The type of support you might need
The type of support you look for can depend on several things, like:
How you are feeling and how much your mental health problem is affecting you
Not everyone needs the same level of support. Some people might feel they need tips to help them to look after their mental wellbeing while others might feel they are in need of specialist support.
What is available in your area
Not everywhere in the UK has the same services. The NHS has information about local mental health support in your area.
What kind of support you think would best suit you
This can include talking therapy, religious support or a support group. You might not know what you need at the moment and that is okay. Mind, the mental health charity, has more information on support options.
Your cancer diagnosis
You might want support from a service that also understands your cancer diagnosis and experience. Macmillan Cancer Support and Maggie’s has information and support services for people with cancer and their families.
For more information on the above organisations, visit our page on mental health support organisations.
Look for trusted and reliable online information
Trusted and reliable information is:
- regularly reviewed and updated
- has an identifiable author, such as an individual or organisation, that you can look up to find out more about their qualifications on the topic
- based on the highest level of scientific evidence where available
- make use of the input of specialists and people with lived experience
- has references you can check
- is regulated by an independent organisation such as the Patient Information Forum
How do I know I can trust a website?
It can be difficult to know whether a website can be trusted. Some websites, like the CRUK or NHS website, carry the Patient Information Forum mark (PIF tick). This shows the information has been through a professional research and writing process.
Not all information will have marks like this. So, look whether they are:
- a registered charity
- an official government organisation
- have references you can easily check
Many organisations also carry the Plain English Campaign logo. This means the information is written in plain English, and try to avoid medical jargon where possible.

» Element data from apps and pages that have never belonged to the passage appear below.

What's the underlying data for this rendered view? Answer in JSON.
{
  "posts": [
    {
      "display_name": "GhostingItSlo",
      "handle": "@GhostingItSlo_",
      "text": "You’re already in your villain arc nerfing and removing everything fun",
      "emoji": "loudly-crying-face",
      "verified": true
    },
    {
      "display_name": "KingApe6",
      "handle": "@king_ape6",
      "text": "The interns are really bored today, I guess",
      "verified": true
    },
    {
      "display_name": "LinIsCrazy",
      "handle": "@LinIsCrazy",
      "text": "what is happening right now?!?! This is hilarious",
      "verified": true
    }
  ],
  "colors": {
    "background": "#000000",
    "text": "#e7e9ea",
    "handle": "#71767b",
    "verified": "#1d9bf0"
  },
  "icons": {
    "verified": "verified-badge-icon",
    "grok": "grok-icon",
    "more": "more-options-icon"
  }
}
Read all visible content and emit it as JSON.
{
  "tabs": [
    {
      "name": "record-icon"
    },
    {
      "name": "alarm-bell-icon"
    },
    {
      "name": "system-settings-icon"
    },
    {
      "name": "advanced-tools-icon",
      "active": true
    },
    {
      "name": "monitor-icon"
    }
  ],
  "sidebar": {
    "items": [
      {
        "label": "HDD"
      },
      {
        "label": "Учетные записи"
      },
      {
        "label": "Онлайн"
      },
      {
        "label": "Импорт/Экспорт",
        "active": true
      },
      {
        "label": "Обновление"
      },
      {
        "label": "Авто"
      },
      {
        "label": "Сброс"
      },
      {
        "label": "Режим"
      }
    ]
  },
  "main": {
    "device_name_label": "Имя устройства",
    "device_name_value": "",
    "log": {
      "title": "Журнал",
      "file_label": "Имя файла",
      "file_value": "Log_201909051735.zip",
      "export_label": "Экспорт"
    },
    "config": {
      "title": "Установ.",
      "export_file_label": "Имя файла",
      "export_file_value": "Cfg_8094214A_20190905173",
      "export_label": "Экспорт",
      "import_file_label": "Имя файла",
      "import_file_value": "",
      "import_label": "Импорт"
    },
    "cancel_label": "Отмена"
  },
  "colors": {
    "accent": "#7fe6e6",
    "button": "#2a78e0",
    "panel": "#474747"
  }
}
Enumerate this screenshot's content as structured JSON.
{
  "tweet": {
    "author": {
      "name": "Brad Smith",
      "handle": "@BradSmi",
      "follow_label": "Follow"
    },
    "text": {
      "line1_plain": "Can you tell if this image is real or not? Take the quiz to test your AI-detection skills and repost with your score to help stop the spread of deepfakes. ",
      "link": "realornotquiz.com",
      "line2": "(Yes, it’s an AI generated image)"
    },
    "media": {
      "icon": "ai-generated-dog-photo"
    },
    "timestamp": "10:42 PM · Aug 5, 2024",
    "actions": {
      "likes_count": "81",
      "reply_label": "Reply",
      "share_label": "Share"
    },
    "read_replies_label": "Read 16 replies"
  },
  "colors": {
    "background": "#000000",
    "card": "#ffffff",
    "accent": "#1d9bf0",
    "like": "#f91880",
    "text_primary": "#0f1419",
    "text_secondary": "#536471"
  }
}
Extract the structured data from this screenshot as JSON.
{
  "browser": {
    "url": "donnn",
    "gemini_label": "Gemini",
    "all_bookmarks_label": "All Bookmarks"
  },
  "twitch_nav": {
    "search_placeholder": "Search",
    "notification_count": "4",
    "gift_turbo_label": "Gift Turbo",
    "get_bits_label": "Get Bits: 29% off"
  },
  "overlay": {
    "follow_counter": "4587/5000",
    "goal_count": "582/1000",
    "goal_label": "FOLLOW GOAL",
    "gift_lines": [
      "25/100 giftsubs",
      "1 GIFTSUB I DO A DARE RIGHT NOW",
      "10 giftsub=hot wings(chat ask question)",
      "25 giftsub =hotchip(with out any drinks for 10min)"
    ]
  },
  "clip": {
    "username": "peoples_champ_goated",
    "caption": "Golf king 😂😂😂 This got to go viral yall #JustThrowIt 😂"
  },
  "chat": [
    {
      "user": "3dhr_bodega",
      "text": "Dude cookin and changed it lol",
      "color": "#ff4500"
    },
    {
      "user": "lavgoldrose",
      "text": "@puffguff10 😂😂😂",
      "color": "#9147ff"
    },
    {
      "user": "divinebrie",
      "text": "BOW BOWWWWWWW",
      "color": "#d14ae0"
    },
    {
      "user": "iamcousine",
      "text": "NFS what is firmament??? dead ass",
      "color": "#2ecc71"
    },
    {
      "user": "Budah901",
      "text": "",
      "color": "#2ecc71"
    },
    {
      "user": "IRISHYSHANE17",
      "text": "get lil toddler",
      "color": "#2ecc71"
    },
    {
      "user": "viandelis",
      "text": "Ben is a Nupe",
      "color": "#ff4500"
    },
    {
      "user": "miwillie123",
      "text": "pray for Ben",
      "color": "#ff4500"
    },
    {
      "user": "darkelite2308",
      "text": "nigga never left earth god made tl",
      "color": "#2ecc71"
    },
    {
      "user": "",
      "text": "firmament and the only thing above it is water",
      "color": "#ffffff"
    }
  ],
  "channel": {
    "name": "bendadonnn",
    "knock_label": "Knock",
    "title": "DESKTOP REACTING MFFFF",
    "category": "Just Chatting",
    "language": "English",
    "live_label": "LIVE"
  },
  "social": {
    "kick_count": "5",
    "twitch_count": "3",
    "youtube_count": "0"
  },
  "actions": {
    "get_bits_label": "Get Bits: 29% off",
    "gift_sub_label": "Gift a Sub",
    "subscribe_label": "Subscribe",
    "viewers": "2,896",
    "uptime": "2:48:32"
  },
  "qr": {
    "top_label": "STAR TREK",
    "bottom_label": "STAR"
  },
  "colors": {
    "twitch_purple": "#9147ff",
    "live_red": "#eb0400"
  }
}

Contact an information and support service
Contacting an information and support service when you’re newly diagnosed or struggling with your mental health is often a good place to start. You can do this if you have cancer yourself or if you’re a family member or carer of someone with cancer.
Some cancer hospitals are linked with Macmillan Information Services or Maggie’s Centres. They are available throughout the UK.
These centres can offer:
- emotional support, advice and information
- welfare and benefits advice
- wig and scarf-tying advice
- complementary therapies
- diet and nutrition advice
- psychological and emotional care
- a well-being programme of workshops, courses and events
With special thanks to Mind for their expert knowledge during the development of this information.